▽

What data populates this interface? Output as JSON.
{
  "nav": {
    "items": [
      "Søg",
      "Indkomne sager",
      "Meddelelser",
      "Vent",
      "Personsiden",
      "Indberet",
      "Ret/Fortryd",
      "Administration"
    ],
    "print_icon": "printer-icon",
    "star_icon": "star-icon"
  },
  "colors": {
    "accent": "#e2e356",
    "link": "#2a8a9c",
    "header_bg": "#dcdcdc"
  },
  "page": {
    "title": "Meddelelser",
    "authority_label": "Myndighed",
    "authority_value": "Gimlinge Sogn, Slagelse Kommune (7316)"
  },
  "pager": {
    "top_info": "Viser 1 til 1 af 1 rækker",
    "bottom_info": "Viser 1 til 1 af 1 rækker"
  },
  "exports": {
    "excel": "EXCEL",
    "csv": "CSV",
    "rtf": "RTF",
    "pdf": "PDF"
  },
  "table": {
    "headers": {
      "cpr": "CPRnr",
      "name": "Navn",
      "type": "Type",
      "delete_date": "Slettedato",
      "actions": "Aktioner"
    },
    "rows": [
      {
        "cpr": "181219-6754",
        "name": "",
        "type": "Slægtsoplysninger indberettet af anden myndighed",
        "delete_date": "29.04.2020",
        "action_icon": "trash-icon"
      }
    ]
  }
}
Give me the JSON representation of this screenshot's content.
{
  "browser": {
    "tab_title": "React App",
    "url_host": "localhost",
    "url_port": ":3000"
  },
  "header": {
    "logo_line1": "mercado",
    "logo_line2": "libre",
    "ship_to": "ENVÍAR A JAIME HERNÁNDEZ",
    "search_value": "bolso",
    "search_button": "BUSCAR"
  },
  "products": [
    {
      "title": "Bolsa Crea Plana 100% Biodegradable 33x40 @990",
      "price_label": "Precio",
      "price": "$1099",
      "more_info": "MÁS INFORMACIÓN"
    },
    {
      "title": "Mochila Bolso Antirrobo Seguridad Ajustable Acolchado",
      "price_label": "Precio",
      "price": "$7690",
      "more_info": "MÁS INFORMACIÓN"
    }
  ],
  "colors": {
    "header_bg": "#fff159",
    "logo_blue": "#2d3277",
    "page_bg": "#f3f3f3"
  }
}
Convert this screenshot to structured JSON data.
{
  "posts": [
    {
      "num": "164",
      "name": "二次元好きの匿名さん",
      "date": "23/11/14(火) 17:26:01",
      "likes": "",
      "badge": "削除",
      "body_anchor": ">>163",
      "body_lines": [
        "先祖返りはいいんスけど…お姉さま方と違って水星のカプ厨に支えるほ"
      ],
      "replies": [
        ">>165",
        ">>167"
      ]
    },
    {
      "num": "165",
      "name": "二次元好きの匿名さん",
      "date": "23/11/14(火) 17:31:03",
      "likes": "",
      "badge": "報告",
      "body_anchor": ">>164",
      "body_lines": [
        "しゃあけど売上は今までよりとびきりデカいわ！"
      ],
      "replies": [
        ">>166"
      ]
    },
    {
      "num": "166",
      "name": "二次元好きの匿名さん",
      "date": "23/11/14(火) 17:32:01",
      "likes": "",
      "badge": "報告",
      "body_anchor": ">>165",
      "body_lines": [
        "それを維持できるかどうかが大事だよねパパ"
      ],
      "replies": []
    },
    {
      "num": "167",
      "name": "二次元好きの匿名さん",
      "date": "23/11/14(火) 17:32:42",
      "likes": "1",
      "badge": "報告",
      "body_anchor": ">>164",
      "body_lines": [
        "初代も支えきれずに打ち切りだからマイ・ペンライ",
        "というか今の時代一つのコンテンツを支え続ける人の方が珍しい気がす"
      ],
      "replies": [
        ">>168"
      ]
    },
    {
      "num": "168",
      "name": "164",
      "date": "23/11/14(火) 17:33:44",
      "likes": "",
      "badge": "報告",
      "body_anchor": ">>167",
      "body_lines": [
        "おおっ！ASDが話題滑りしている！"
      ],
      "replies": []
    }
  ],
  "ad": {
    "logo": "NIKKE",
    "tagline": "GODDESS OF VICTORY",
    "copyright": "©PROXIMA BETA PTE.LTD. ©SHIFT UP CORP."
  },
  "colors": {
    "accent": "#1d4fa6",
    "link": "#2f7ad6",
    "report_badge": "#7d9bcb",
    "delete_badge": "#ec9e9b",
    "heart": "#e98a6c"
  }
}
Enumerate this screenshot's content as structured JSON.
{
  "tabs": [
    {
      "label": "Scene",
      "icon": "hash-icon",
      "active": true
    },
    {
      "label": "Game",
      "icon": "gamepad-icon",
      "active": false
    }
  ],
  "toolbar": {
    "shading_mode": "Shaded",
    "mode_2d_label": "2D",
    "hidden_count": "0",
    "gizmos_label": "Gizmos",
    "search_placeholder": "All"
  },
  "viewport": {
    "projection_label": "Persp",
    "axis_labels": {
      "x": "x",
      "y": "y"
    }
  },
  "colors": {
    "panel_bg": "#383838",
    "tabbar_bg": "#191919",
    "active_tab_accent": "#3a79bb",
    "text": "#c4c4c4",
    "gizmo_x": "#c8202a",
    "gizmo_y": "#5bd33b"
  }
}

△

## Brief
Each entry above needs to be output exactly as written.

## Problem solution
What data populates this interface? Output as JSON.
{
  "nav": {
    "items": [
      "Søg",
      "Indkomne sager",
      "Meddelelser",
      "Vent",
      "Personsiden",
      "Indberet",
      "Ret/Fortryd",
      "Administration"
    ],
    "print_icon": "printer-icon",
    "star_icon": "star-icon"
  },
  "colors": {
    "accent": "#e2e356",
    "link": "#2a8a9c",
    "header_bg": "#dcdcdc"
  },
  "page": {
    "title": "Meddelelser",
    "authority_label": "Myndighed",
    "authority_value": "Gimlinge Sogn, Slagelse Kommune (7316)"
  },
  "pager": {
    "top_info": "Viser 1 til 1 af 1 rækker",
    "bottom_info": "Viser 1 til 1 af 1 rækker"
  },
  "exports": {
    "excel": "EXCEL",
    "csv": "CSV",
    "rtf": "RTF",
    "pdf": "PDF"
  },
  "table": {
    "headers": {
      "cpr": "CPRnr",
      "name": "Navn",
      "type": "Type",
      "delete_date": "Slettedato",
      "actions": "Aktioner"
    },
    "rows": [
      {
        "cpr": "181219-6754",
        "name": "",
        "type": "Slægtsoplysninger indberettet af anden myndighed",
        "delete_date": "29.04.2020",
        "action_icon": "trash-icon"
      }
    ]
  }
}
Give me the JSON representation of this screenshot's content.
{
  "browser": {
    "tab_title": "React App",
    "url_host": "localhost",
    "url_port": ":3000"
  },
  "header": {
    "logo_line1": "mercado",
    "logo_line2": "libre",
    "ship_to": "ENVÍAR A JAIME HERNÁNDEZ",
    "search_value": "bolso",
    "search_button": "BUSCAR"
  },
  "products": [
    {
      "title": "Bolsa Crea Plana 100% Biodegradable 33x40 @990",
      "price_label": "Precio",
      "price": "$1099",
      "more_info": "MÁS INFORMACIÓN"
    },
    {
      "title": "Mochila Bolso Antirrobo Seguridad Ajustable Acolchado",
      "price_label": "Precio",
      "price": "$7690",
      "more_info": "MÁS INFORMACIÓN"
    }
  ],
  "colors": {
    "header_bg": "#fff159",
    "logo_blue": "#2d3277",
    "page_bg": "#f3f3f3"
  }
}
Convert this screenshot to structured JSON data.
{
  "posts": [
    {
      "num": "164",
      "name": "二次元好きの匿名さん",
      "date": "23/11/14(火) 17:26:01",
      "likes": "",
      "badge": "削除",
      "body_anchor": ">>163",
      "body_lines": [
        "先祖返りはいいんスけど…お姉さま方と違って水星のカプ厨に支えるほ"
      ],
      "replies": [
        ">>165",
        ">>167"
      ]
    },
    {
      "num": "165",
      "name": "二次元好きの匿名さん",
      "date": "23/11/14(火) 17:31:03",
      "likes": "",
      "badge": "報告",
      "body_anchor": ">>164",
      "body_lines": [
        "しゃあけど売上は今までよりとびきりデカいわ！"
      ],
      "replies": [
        ">>166"
      ]
    },
    {
      "num": "166",
      "name": "二次元好きの匿名さん",
      "date": "23/11/14(火) 17:32:01",
      "likes": "",
      "badge": "報告",
      "body_anchor": ">>165",
      "body_lines": [
        "それを維持できるかどうかが大事だよねパパ"
      ],
      "replies": []
    },
    {
      "num": "167",
      "name": "二次元好きの匿名さん",
      "date": "23/11/14(火) 17:32:42",
      "likes": "1",
      "badge": "報告",
      "body_anchor": ">>164",
      "body_lines": [
        "初代も支えきれずに打ち切りだからマイ・ペンライ",
        "というか今の時代一つのコンテンツを支え続ける人の方が珍しい気がす"
      ],
      "replies": [
        ">>168"
      ]
    },
    {
      "num": "168",
      "name": "164",
      "date": "23/11/14(火) 17:33:44",
      "likes": "",
      "badge": "報告",
      "body_anchor": ">>167",
      "body_lines": [
        "おおっ！ASDが話題滑りしている！"
      ],
      "replies": []
    }
  ],
  "ad": {
    "logo": "NIKKE",
    "tagline": "GODDESS OF VICTORY",
    "copyright": "©PROXIMA BETA PTE.LTD. ©SHIFT UP CORP."
  },
  "colors": {
    "accent": "#1d4fa6",
    "link": "#2f7ad6",
    "report_badge": "#7d9bcb",
    "delete_badge": "#ec9e9b",
    "heart": "#e98a6c"
  }
}
Enumerate this screenshot's content as structured JSON.
{
  "tabs": [
    {
      "label": "Scene",
      "icon": "hash-icon",
      "active": true
    },
    {
      "label": "Game",
      "icon": "gamepad-icon",
      "active": false
    }
  ],
  "toolbar": {
    "shading_mode": "Shaded",
    "mode_2d_label": "2D",
    "hidden_count": "0",
    "gizmos_label": "Gizmos",
    "search_placeholder": "All"
  },
  "viewport": {
    "projection_label": "Persp",
    "axis_labels": {
      "x": "x",
      "y": "y"
    }
  },
  "colors": {
    "panel_bg": "#383838",
    "tabbar_bg": "#191919",
    "active_tab_accent": "#3a79bb",
    "text": "#c4c4c4",
    "gizmo_x": "#c8202a",
    "gizmo_y": "#5bd33b"
  }
}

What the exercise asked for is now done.